The eruptions eroding civic life when we’re surrounded by assassins is made clear
Roundabout’s long-delayed production of “Assassins” has finally arrived on Broadway at Studio 54, and the wait has been worth every second.
Delayed after 9/11 because the subject matter was deemed too bleak, this icily brilliant production resonates with psychosis and cynicism. It also has a timeliness and relevance that is remarkable, deeply moving, and darkly thrilling. On every level and in every detail, this production consistently excels—a triumph for everyone associated with it.
In telling the story of nine assassins who either killed, or attempted to kill U.S. presidents, Stephen Sondheim and John Weidman turn a crazed mirror on our national psyche. Yes, we are a can-do nation. Yes, we look on the bright side, as one of the assassins Charles Guiteau exhorts us to do. Yet, what happens when “every now and then a madman comes along?” We live in a time of unprecedented stridency, when the cacophony of outrage in the media on both sides of any question obscures, often intentionally, rational thought.
Ours is an era not of great thinkers but polished purveyors of the sound bite and sloganeering whose objectives are to pre-empt coherent discourse and drive us instead into a kind of insanity defined by unthinking emotionalism. In 2004, there are assassins among us every day, whose weapons are words rather than guns. Yet words and, particularly in our time, images, can be as effective and every bit as lethal. “Assassins” demands that we look closer at the actions and the ideas that are abroad at home today.
The episodic story takes place at a carnival midway in an unspecified time and place. The opening number, “Everybody’s Got the Right,” suggests that the cure to whatever ails you is killing the president and invites anyone so inclined to step up and win a prize, since, after all, “first prize often goes to rank beginners.” Each assassin steps forward and we are taken into the world and minds of these individuals. It is to the credit of Weidman and Sondheim that the characters, though undeniably psycho, are also sympathetic and that we are drawn into their realities, gaining a skewed understanding of what drives each of them to think that killing a president makes sense. The inevitable question is how close does one get—can one get—to crossing a line into the unthinkable?

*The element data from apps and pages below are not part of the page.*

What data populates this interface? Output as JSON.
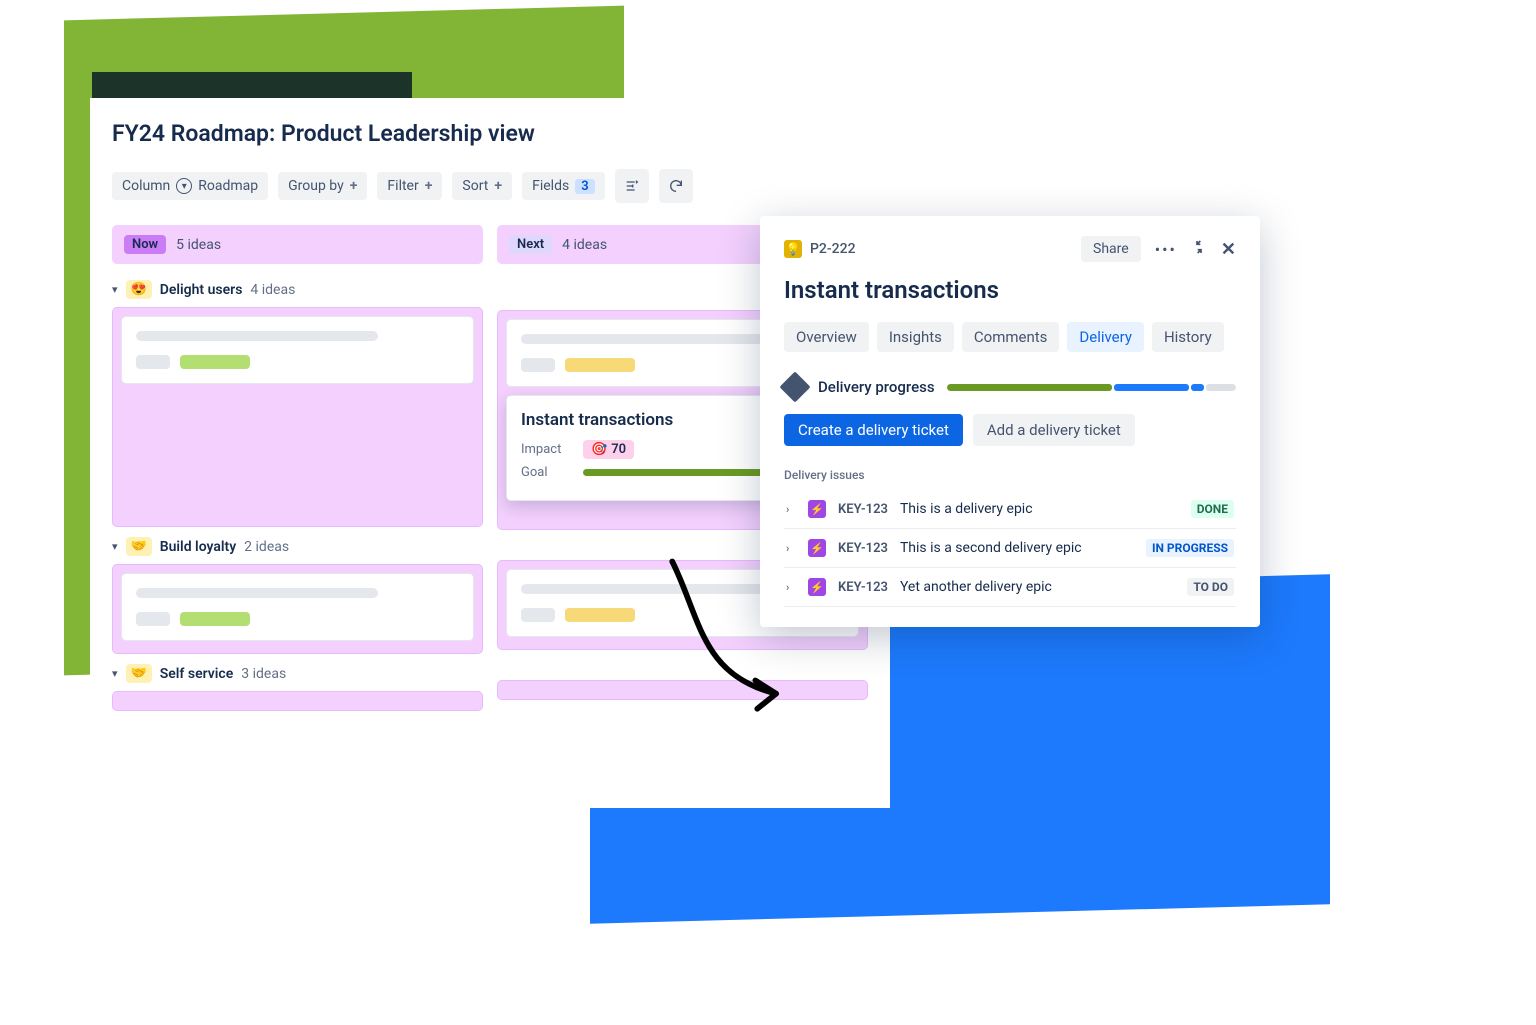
{
  "page": {
    "title": "FY24 Roadmap: Product Leadership view"
  },
  "toolbar": {
    "column_label": "Column",
    "column_value": "Roadmap",
    "groupby_label": "Group by",
    "filter_label": "Filter",
    "sort_label": "Sort",
    "fields_label": "Fields",
    "fields_count": "3"
  },
  "columns": {
    "now": {
      "badge": "Now",
      "count": "5 ideas"
    },
    "next": {
      "badge": "Next",
      "count": "4 ideas"
    }
  },
  "groups": {
    "delight": {
      "name": "Delight users",
      "count": "4 ideas",
      "emoji": "😍"
    },
    "loyalty": {
      "name": "Build loyalty",
      "count": "2 ideas",
      "emoji": "🤝"
    },
    "self": {
      "name": "Self service",
      "count": "3 ideas",
      "emoji": "🤝"
    }
  },
  "feature": {
    "title": "Instant transactions",
    "impact_label": "Impact",
    "impact_value": "70",
    "goal_label": "Goal"
  },
  "detail": {
    "key": "P2-222",
    "share": "Share",
    "title": "Instant transactions",
    "tabs": {
      "overview": "Overview",
      "insights": "Insights",
      "comments": "Comments",
      "delivery": "Delivery",
      "history": "History"
    },
    "progress_label": "Delivery progress",
    "create_btn": "Create a delivery ticket",
    "add_btn": "Add a delivery ticket",
    "issues_label": "Delivery issues",
    "issues": [
      {
        "key": "KEY-123",
        "summary": "This is a delivery epic",
        "status": "DONE"
      },
      {
        "key": "KEY-123",
        "summary": "This is a second delivery epic",
        "status": "IN PROGRESS"
      },
      {
        "key": "KEY-123",
        "summary": "Yet another delivery epic",
        "status": "TO DO"
      }
    ]
  }
}
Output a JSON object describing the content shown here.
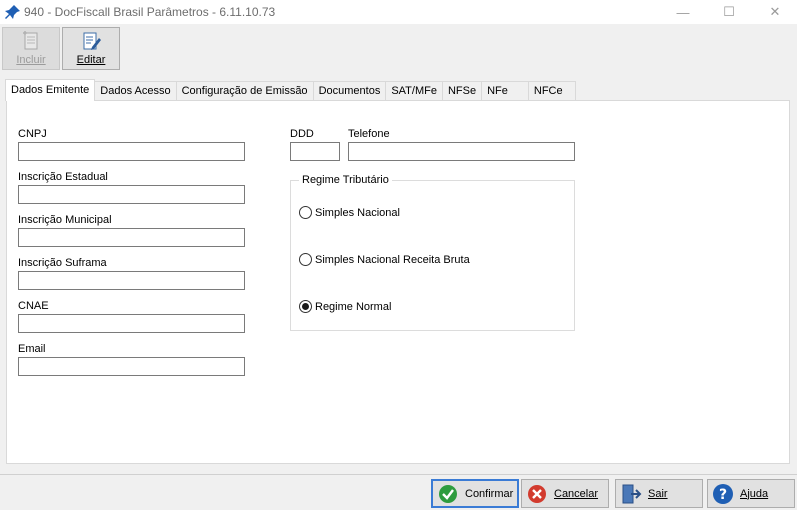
{
  "window": {
    "title": "940 - DocFiscall Brasil Parâmetros - 6.11.10.73",
    "minimize": "—",
    "maximize": "☐",
    "close": "✕"
  },
  "toolbar": {
    "incluir_label": "Incluir",
    "editar_label": "Editar"
  },
  "tabs": [
    {
      "label": "Dados Emitente",
      "active": true
    },
    {
      "label": "Dados Acesso"
    },
    {
      "label": "Configuração de Emissão"
    },
    {
      "label": "Documentos"
    },
    {
      "label": "SAT/MFe"
    },
    {
      "label": "NFSe"
    },
    {
      "label": "NFe"
    },
    {
      "label": "NFCe"
    }
  ],
  "form": {
    "cnpj_label": "CNPJ",
    "cnpj_value": "",
    "ie_label": "Inscrição Estadual",
    "ie_value": "",
    "im_label": "Inscrição Municipal",
    "im_value": "",
    "suframa_label": "Inscrição Suframa",
    "suframa_value": "",
    "cnae_label": "CNAE",
    "cnae_value": "",
    "email_label": "Email",
    "email_value": "",
    "ddd_label": "DDD",
    "ddd_value": "",
    "telefone_label": "Telefone",
    "telefone_value": ""
  },
  "regime": {
    "legend": "Regime Tributário",
    "options": [
      {
        "label": "Simples Nacional",
        "checked": false
      },
      {
        "label": "Simples Nacional Receita Bruta",
        "checked": false
      },
      {
        "label": "Regime Normal",
        "checked": true
      }
    ]
  },
  "buttons": {
    "confirmar": "Confirmar",
    "cancelar": "Cancelar",
    "sair": "Sair",
    "ajuda": "Ajuda"
  },
  "colors": {
    "confirm_green": "#2e9c3f",
    "cancel_red": "#d23b2e",
    "help_blue": "#1f5fb4",
    "focus_border": "#3a7bd5"
  }
}
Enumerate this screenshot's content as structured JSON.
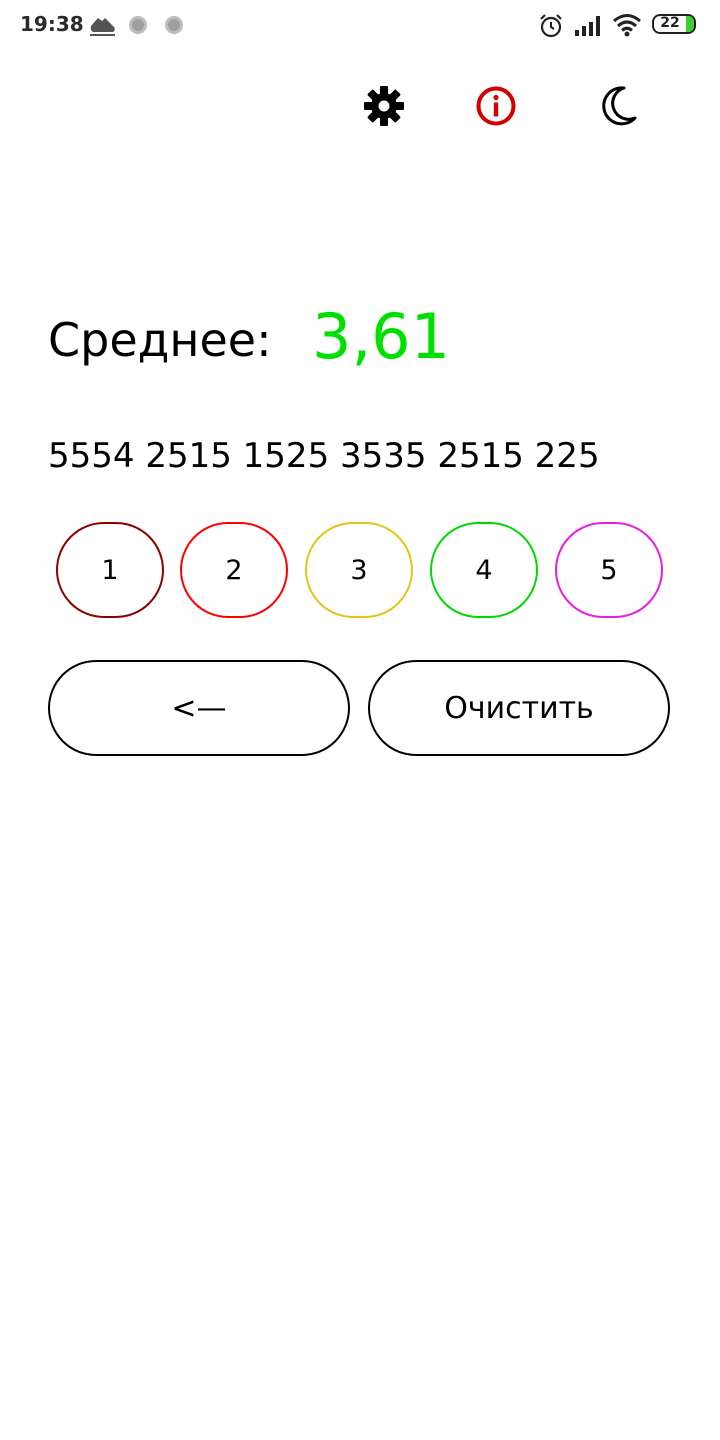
{
  "status_bar": {
    "time": "19:38",
    "battery_level": "22",
    "icons": [
      "running-shoe-icon",
      "notification-dot-icon",
      "notification-dot-icon",
      "alarm-icon",
      "signal-icon",
      "wifi-icon",
      "battery-icon"
    ]
  },
  "toolbar": {
    "icons": [
      "gear-icon",
      "info-icon",
      "moon-icon"
    ],
    "info_color": "#d40000"
  },
  "average": {
    "label": "Среднее:",
    "value": "3,61",
    "value_color": "#00e000"
  },
  "grades_text": "5554 2515 1525 3535 2515 225",
  "grade_buttons": [
    {
      "label": "1",
      "border_color": "#8b0000"
    },
    {
      "label": "2",
      "border_color": "#ff0000"
    },
    {
      "label": "3",
      "border_color": "#e6c21a"
    },
    {
      "label": "4",
      "border_color": "#00d900"
    },
    {
      "label": "5",
      "border_color": "#e61ee6"
    }
  ],
  "actions": {
    "backspace_label": "<—",
    "clear_label": "Очистить"
  }
}
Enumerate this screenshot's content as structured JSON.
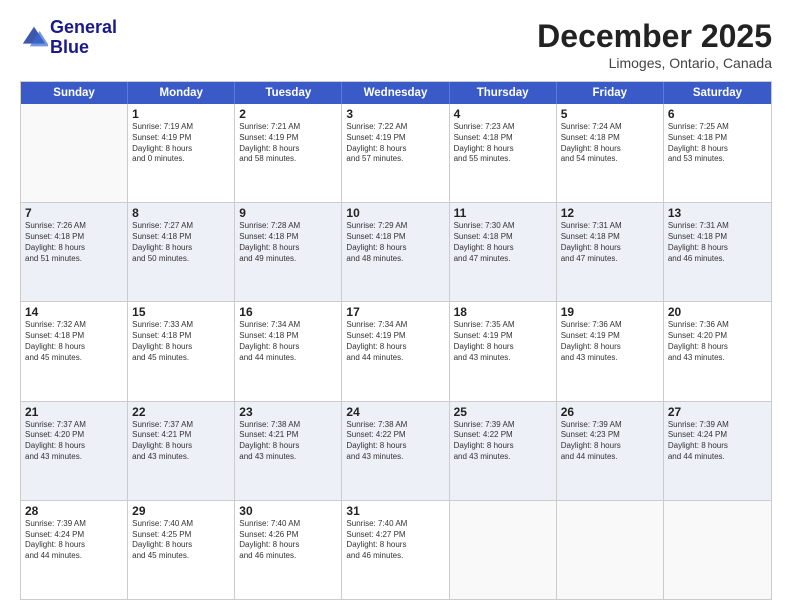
{
  "header": {
    "logo_line1": "General",
    "logo_line2": "Blue",
    "month": "December 2025",
    "location": "Limoges, Ontario, Canada"
  },
  "weekdays": [
    "Sunday",
    "Monday",
    "Tuesday",
    "Wednesday",
    "Thursday",
    "Friday",
    "Saturday"
  ],
  "rows": [
    [
      {
        "day": "",
        "lines": []
      },
      {
        "day": "1",
        "lines": [
          "Sunrise: 7:19 AM",
          "Sunset: 4:19 PM",
          "Daylight: 8 hours",
          "and 0 minutes."
        ]
      },
      {
        "day": "2",
        "lines": [
          "Sunrise: 7:21 AM",
          "Sunset: 4:19 PM",
          "Daylight: 8 hours",
          "and 58 minutes."
        ]
      },
      {
        "day": "3",
        "lines": [
          "Sunrise: 7:22 AM",
          "Sunset: 4:19 PM",
          "Daylight: 8 hours",
          "and 57 minutes."
        ]
      },
      {
        "day": "4",
        "lines": [
          "Sunrise: 7:23 AM",
          "Sunset: 4:18 PM",
          "Daylight: 8 hours",
          "and 55 minutes."
        ]
      },
      {
        "day": "5",
        "lines": [
          "Sunrise: 7:24 AM",
          "Sunset: 4:18 PM",
          "Daylight: 8 hours",
          "and 54 minutes."
        ]
      },
      {
        "day": "6",
        "lines": [
          "Sunrise: 7:25 AM",
          "Sunset: 4:18 PM",
          "Daylight: 8 hours",
          "and 53 minutes."
        ]
      }
    ],
    [
      {
        "day": "7",
        "lines": [
          "Sunrise: 7:26 AM",
          "Sunset: 4:18 PM",
          "Daylight: 8 hours",
          "and 51 minutes."
        ]
      },
      {
        "day": "8",
        "lines": [
          "Sunrise: 7:27 AM",
          "Sunset: 4:18 PM",
          "Daylight: 8 hours",
          "and 50 minutes."
        ]
      },
      {
        "day": "9",
        "lines": [
          "Sunrise: 7:28 AM",
          "Sunset: 4:18 PM",
          "Daylight: 8 hours",
          "and 49 minutes."
        ]
      },
      {
        "day": "10",
        "lines": [
          "Sunrise: 7:29 AM",
          "Sunset: 4:18 PM",
          "Daylight: 8 hours",
          "and 48 minutes."
        ]
      },
      {
        "day": "11",
        "lines": [
          "Sunrise: 7:30 AM",
          "Sunset: 4:18 PM",
          "Daylight: 8 hours",
          "and 47 minutes."
        ]
      },
      {
        "day": "12",
        "lines": [
          "Sunrise: 7:31 AM",
          "Sunset: 4:18 PM",
          "Daylight: 8 hours",
          "and 47 minutes."
        ]
      },
      {
        "day": "13",
        "lines": [
          "Sunrise: 7:31 AM",
          "Sunset: 4:18 PM",
          "Daylight: 8 hours",
          "and 46 minutes."
        ]
      }
    ],
    [
      {
        "day": "14",
        "lines": [
          "Sunrise: 7:32 AM",
          "Sunset: 4:18 PM",
          "Daylight: 8 hours",
          "and 45 minutes."
        ]
      },
      {
        "day": "15",
        "lines": [
          "Sunrise: 7:33 AM",
          "Sunset: 4:18 PM",
          "Daylight: 8 hours",
          "and 45 minutes."
        ]
      },
      {
        "day": "16",
        "lines": [
          "Sunrise: 7:34 AM",
          "Sunset: 4:18 PM",
          "Daylight: 8 hours",
          "and 44 minutes."
        ]
      },
      {
        "day": "17",
        "lines": [
          "Sunrise: 7:34 AM",
          "Sunset: 4:19 PM",
          "Daylight: 8 hours",
          "and 44 minutes."
        ]
      },
      {
        "day": "18",
        "lines": [
          "Sunrise: 7:35 AM",
          "Sunset: 4:19 PM",
          "Daylight: 8 hours",
          "and 43 minutes."
        ]
      },
      {
        "day": "19",
        "lines": [
          "Sunrise: 7:36 AM",
          "Sunset: 4:19 PM",
          "Daylight: 8 hours",
          "and 43 minutes."
        ]
      },
      {
        "day": "20",
        "lines": [
          "Sunrise: 7:36 AM",
          "Sunset: 4:20 PM",
          "Daylight: 8 hours",
          "and 43 minutes."
        ]
      }
    ],
    [
      {
        "day": "21",
        "lines": [
          "Sunrise: 7:37 AM",
          "Sunset: 4:20 PM",
          "Daylight: 8 hours",
          "and 43 minutes."
        ]
      },
      {
        "day": "22",
        "lines": [
          "Sunrise: 7:37 AM",
          "Sunset: 4:21 PM",
          "Daylight: 8 hours",
          "and 43 minutes."
        ]
      },
      {
        "day": "23",
        "lines": [
          "Sunrise: 7:38 AM",
          "Sunset: 4:21 PM",
          "Daylight: 8 hours",
          "and 43 minutes."
        ]
      },
      {
        "day": "24",
        "lines": [
          "Sunrise: 7:38 AM",
          "Sunset: 4:22 PM",
          "Daylight: 8 hours",
          "and 43 minutes."
        ]
      },
      {
        "day": "25",
        "lines": [
          "Sunrise: 7:39 AM",
          "Sunset: 4:22 PM",
          "Daylight: 8 hours",
          "and 43 minutes."
        ]
      },
      {
        "day": "26",
        "lines": [
          "Sunrise: 7:39 AM",
          "Sunset: 4:23 PM",
          "Daylight: 8 hours",
          "and 44 minutes."
        ]
      },
      {
        "day": "27",
        "lines": [
          "Sunrise: 7:39 AM",
          "Sunset: 4:24 PM",
          "Daylight: 8 hours",
          "and 44 minutes."
        ]
      }
    ],
    [
      {
        "day": "28",
        "lines": [
          "Sunrise: 7:39 AM",
          "Sunset: 4:24 PM",
          "Daylight: 8 hours",
          "and 44 minutes."
        ]
      },
      {
        "day": "29",
        "lines": [
          "Sunrise: 7:40 AM",
          "Sunset: 4:25 PM",
          "Daylight: 8 hours",
          "and 45 minutes."
        ]
      },
      {
        "day": "30",
        "lines": [
          "Sunrise: 7:40 AM",
          "Sunset: 4:26 PM",
          "Daylight: 8 hours",
          "and 46 minutes."
        ]
      },
      {
        "day": "31",
        "lines": [
          "Sunrise: 7:40 AM",
          "Sunset: 4:27 PM",
          "Daylight: 8 hours",
          "and 46 minutes."
        ]
      },
      {
        "day": "",
        "lines": []
      },
      {
        "day": "",
        "lines": []
      },
      {
        "day": "",
        "lines": []
      }
    ]
  ]
}
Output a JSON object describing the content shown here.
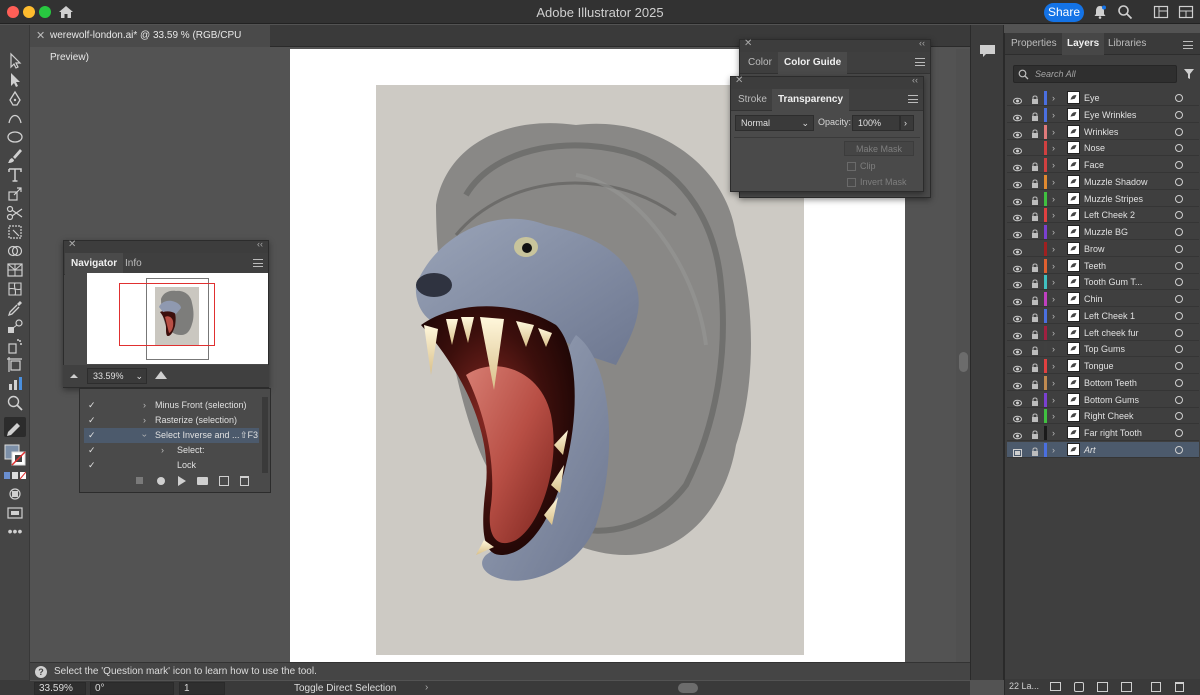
{
  "window": {
    "title": "Adobe Illustrator 2025",
    "share_label": "Share"
  },
  "document_tab": {
    "label": "werewolf-london.ai* @ 33.59 % (RGB/CPU Preview)"
  },
  "color_panel": {
    "tabs": [
      "Color",
      "Color Guide"
    ]
  },
  "transparency_panel": {
    "tabs": [
      "Stroke",
      "Transparency"
    ],
    "blend_mode": "Normal",
    "opacity_label": "Opacity:",
    "opacity_value": "100%",
    "make_mask": "Make Mask",
    "clip_label": "Clip",
    "invert_mask_label": "Invert Mask"
  },
  "navigator_panel": {
    "tabs": [
      "Navigator",
      "Info"
    ],
    "zoom_value": "33.59%"
  },
  "actions_panel": {
    "rows": [
      {
        "label": "Minus Front (selection)",
        "shortcut": ""
      },
      {
        "label": "Rasterize (selection)",
        "shortcut": ""
      },
      {
        "label": "Select Inverse and ...",
        "shortcut": "⇧F3"
      },
      {
        "label": "Select:",
        "shortcut": ""
      },
      {
        "label": "Lock",
        "shortcut": ""
      }
    ]
  },
  "layers_panel": {
    "tabs": [
      "Properties",
      "Layers",
      "Libraries"
    ],
    "search_placeholder": "Search All",
    "layers": [
      {
        "name": "Eye",
        "color": "#4a6fe0",
        "locked": true
      },
      {
        "name": "Eye Wrinkles",
        "color": "#4a6fe0",
        "locked": true
      },
      {
        "name": "Wrinkles",
        "color": "#e07a7a",
        "locked": true
      },
      {
        "name": "Nose",
        "color": "#d04040",
        "locked": false
      },
      {
        "name": "Face",
        "color": "#d04040",
        "locked": true
      },
      {
        "name": "Muzzle Shadow",
        "color": "#e08a30",
        "locked": true
      },
      {
        "name": "Muzzle Stripes",
        "color": "#40c040",
        "locked": true
      },
      {
        "name": "Left Cheek 2",
        "color": "#e04040",
        "locked": true
      },
      {
        "name": "Muzzle BG",
        "color": "#7a40d0",
        "locked": true
      },
      {
        "name": "Brow",
        "color": "#a02020",
        "locked": false
      },
      {
        "name": "Teeth",
        "color": "#e06030",
        "locked": true
      },
      {
        "name": "Tooth Gum T...",
        "color": "#40c0c0",
        "locked": true
      },
      {
        "name": "Chin",
        "color": "#c040c0",
        "locked": true
      },
      {
        "name": "Left Cheek 1",
        "color": "#4a6fe0",
        "locked": true
      },
      {
        "name": "Left cheek fur",
        "color": "#a02040",
        "locked": true
      },
      {
        "name": "Top Gums",
        "color": "#404040",
        "locked": true
      },
      {
        "name": "Tongue",
        "color": "#e04040",
        "locked": true
      },
      {
        "name": "Bottom Teeth",
        "color": "#c08a50",
        "locked": true
      },
      {
        "name": "Bottom Gums",
        "color": "#7a40d0",
        "locked": true
      },
      {
        "name": "Right Cheek",
        "color": "#40c040",
        "locked": true
      },
      {
        "name": "Far right Tooth",
        "color": "#1a1a1a",
        "locked": true
      },
      {
        "name": "Art",
        "color": "#4a6fe0",
        "locked": true
      }
    ],
    "footer_count": "22 La..."
  },
  "hint_bar": {
    "text": "Select the 'Question mark' icon to learn how to use the tool."
  },
  "status_bar": {
    "zoom": "33.59%",
    "rotation": "0°",
    "artboard": "1",
    "tool_label": "Toggle Direct Selection"
  }
}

“Assassins” is plenty dark all right when it comes to the corruption of the soul, but then, so is “Medea.” Like the best classic drama, “Assassins” delivers a cathartic experience inspiring in its darkness.
In fact, every bit of this show is inspired. Joe Mantello has directed the production with a fearless, in your face quality that forces attention on the characters. He has created an intellectual train wreck of a world riveting even as it is horrifying, exhilarating even as it induces the creeps, and beautiful in its own way even as we are aware of the violence and destruction that pulsates under the show’s every moment. The visceral dramatic tension of the show is magnificent.
The set by Robert Brill is superlative. The action takes place under a wooden roller coaster, perhaps the most disquieting place in the metaphoric amusement park he has created—a kind of hellish limbo where peace is impossible. The lighting by Jules Fisher and Peggy Eisenhauer is the best on Broadway right now. They manage to create the disjunction of time and place with color values and intensity with a specificity and intelligence that is masterful.
The company, to a person, is flawless. Marc Kudisch plays the Proprietor, a kind of antic spirit who haunts the midway. Kudisch is known for his wholesome Dudley Do-Right type of musical heroes, and while always appealing, in this role he exposes a depth unseen previously. He plays it with gleeful malevolence, and his voice has never been better, allowing him to use the powerful lower end of his range, often to startling effect.
Michael Cerveris is amazing as John Wilkes Booth, the “pioneer” and idol of all the assassins. Becky Ann Baker as Sara Jane Moore is a trip, all scattered, bumbling into attempted murder. Mario Cantone gives the performance of his career as Samuel Byck who tried to kill Richard Nixon, offering a portrait of insanity truly scary to watch. Alexander Gemignani as John Hinckley is both crazy and lost. And the others—James Barbour as Leon Czolgosz, Denis O’Hare as Charles Guiteau, Mary Catherine Garrison as “Squeaky Fromme—give finely detailed, exceptional performances.
Neil Patrick Harris plays the Balladeer who becomes Lee Harvey Oswald. He is strong in both roles but better in the latter. Perhaps the only weakness in the script is that it’s unclear who the Balladeer is and why he’s there.
If one performance stands out above the others, it’s Jeffrey Kuhn as Guiseppe Zangara, who inadvertently killed the mayor of Chicago in an assassination attempt on President-elect Franklin Roosevelt in Miami in early 1933. Kuhn gives a performance of such blinding intensity and total commitment that one sits transfixed as Zangara comes apart. At the end of the number “How I Saved Roosevelt,” Zangara is strapped in the electric chair and goes to his death in an unrepentant fury. I have never seen anything like it. Kuhn holds the audience breathless, and the effect is so shocking that nobody was stirring.
This is a limited run, and seats are limited. You worry about getting the seat, and Mantello, Sondheim, Weidman, and the cast will keep you on the edge of it.